The researchers found that regular tea consumption, defined as tea consumption at least three times a week for more than six months, was associated with a 17 percent reduced risk of all digestive cancers combined. A further reduction in risk was found to be associated with an increased level of tea drinking. Specifically, those who consumed about two to three cups per day (at least 150 grams of tea per month) had a 21 percent reduced risk of digestive system cancers.
The trend toward fewer digestive cancers was strongest for stomach/esophageal and colorectal cancers.

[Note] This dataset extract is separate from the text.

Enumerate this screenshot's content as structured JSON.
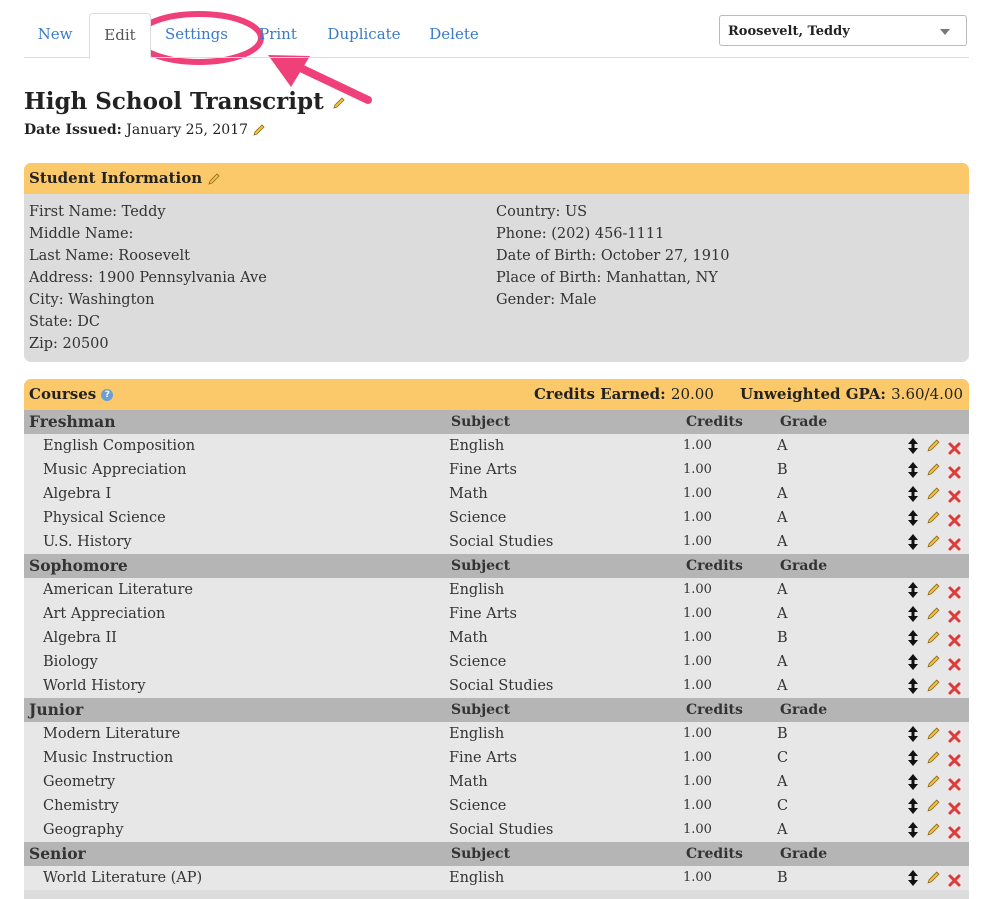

“For all digestive system cancers combined, the risk was reduced by 27 percent among women who had been drinking tea regularly for at least 20 years,” said Nechuta. “For colorectal cancer, risk was reduced by 29 percent among the long-term tea drinkers. These results suggest long-term cumulative exposure may be particularly important.”

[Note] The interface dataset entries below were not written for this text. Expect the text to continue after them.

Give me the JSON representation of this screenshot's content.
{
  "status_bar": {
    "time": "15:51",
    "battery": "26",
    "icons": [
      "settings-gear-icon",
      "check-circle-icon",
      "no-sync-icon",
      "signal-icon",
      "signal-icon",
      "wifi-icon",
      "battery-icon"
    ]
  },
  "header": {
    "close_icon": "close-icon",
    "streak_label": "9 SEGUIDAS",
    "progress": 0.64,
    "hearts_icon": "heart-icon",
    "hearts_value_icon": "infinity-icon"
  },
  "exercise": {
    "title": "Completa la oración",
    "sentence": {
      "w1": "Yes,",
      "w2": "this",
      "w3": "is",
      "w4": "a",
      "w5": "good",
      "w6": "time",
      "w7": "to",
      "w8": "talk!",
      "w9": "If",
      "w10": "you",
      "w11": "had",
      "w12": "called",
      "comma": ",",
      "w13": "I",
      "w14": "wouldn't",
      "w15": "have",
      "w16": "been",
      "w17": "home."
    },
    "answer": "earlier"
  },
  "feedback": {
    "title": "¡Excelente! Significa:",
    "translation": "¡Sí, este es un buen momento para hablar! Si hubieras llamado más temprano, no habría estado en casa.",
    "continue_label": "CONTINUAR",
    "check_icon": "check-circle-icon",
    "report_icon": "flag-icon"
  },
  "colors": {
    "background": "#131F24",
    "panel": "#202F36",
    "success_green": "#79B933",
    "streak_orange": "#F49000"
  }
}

Tea contains polyphenols or natural chemicals that include catechins like EGCG and ECG. Catechins have antioxidant properties and may inhibit cancer by reducing DNA damage and blocking tumor cell growth and invasion.
The researchers also asked about other lifestyle factors including the kinds of food eaten regularly, exercise habits, education level and occupation. Women who had ever smoked or who drank alcohol were excluded from the study.
Regular tea drinkers in the study were younger, had higher education, exercised more and consumed more fruits and vegetables. While the researchers adjusted for these factors, they could not rule out an effect from these and other unmeasured lifestyle habits.
The study was conducted in nonsmoking and nondrinking Chinese women to minimize the potential influence of these two risk factors on the results for tea consumption and digestive system cancer risk.
Scare yourself thin: horror movies help burn calories, study finds Edit this entry
Posted on October 29, 2012 0
Researchers discover watching horror films can help you burn equivalent of a chocolate bar, with The Shining burning most
guardian.co.uk, Monday 29 October 2012 09.53 EDT
Watching scary movies can help you burn the calorific equivalent of a small chocolate bar, according to a new study by researchers at the University of Westminster.
Those who watched a 90-minute horror film were likely to burn up to 113 calories – the same sort of figure as a half-hour walk. Some movies were more effective than others, however: of the 10 films studied, the top calorie-burners were the classic Stanley Kubrick chiller The Shining (184 calories), Jaws (161 calories) and The Exorcist (158 calories).
The study found that films with regular “jump-scare” moments were most likely to help burn calories because they increased the heart rate dramatically. “Each of the 10 films tested set pulses racing, sparking an increase in the heart rate of the case studies,” said Dr Richard Mackenzie, senior lecturer and specialist in cell metabolism and physiology at the university. “As the pulse quickens and blood pumps around the body faster, the body experiences a surge in adrenaline. It is this release of fast-acting adrenaline, produced during short bursts of intense stress (or in this case, brought on by fear), which is known to lower the appetite, increase the basal metabolic rate and ultimately burn a higher level of calories.”
Scientists measured heart rate, oxygen intake and carbon dioxide output for the study, which was commissioned by the movie rental firm Lovefilm. They discovered that the number of calories used increased, on average, by a third during the screenings.
“We all know the feeling of wanting to hide behind the sofa or grab a pillow when watching scary or hair-raising scenes,” said Lovefilm editor Helen Cowley. “But this research suggests that maybe those seeking to burn some calories should keep their eyes on the screen.”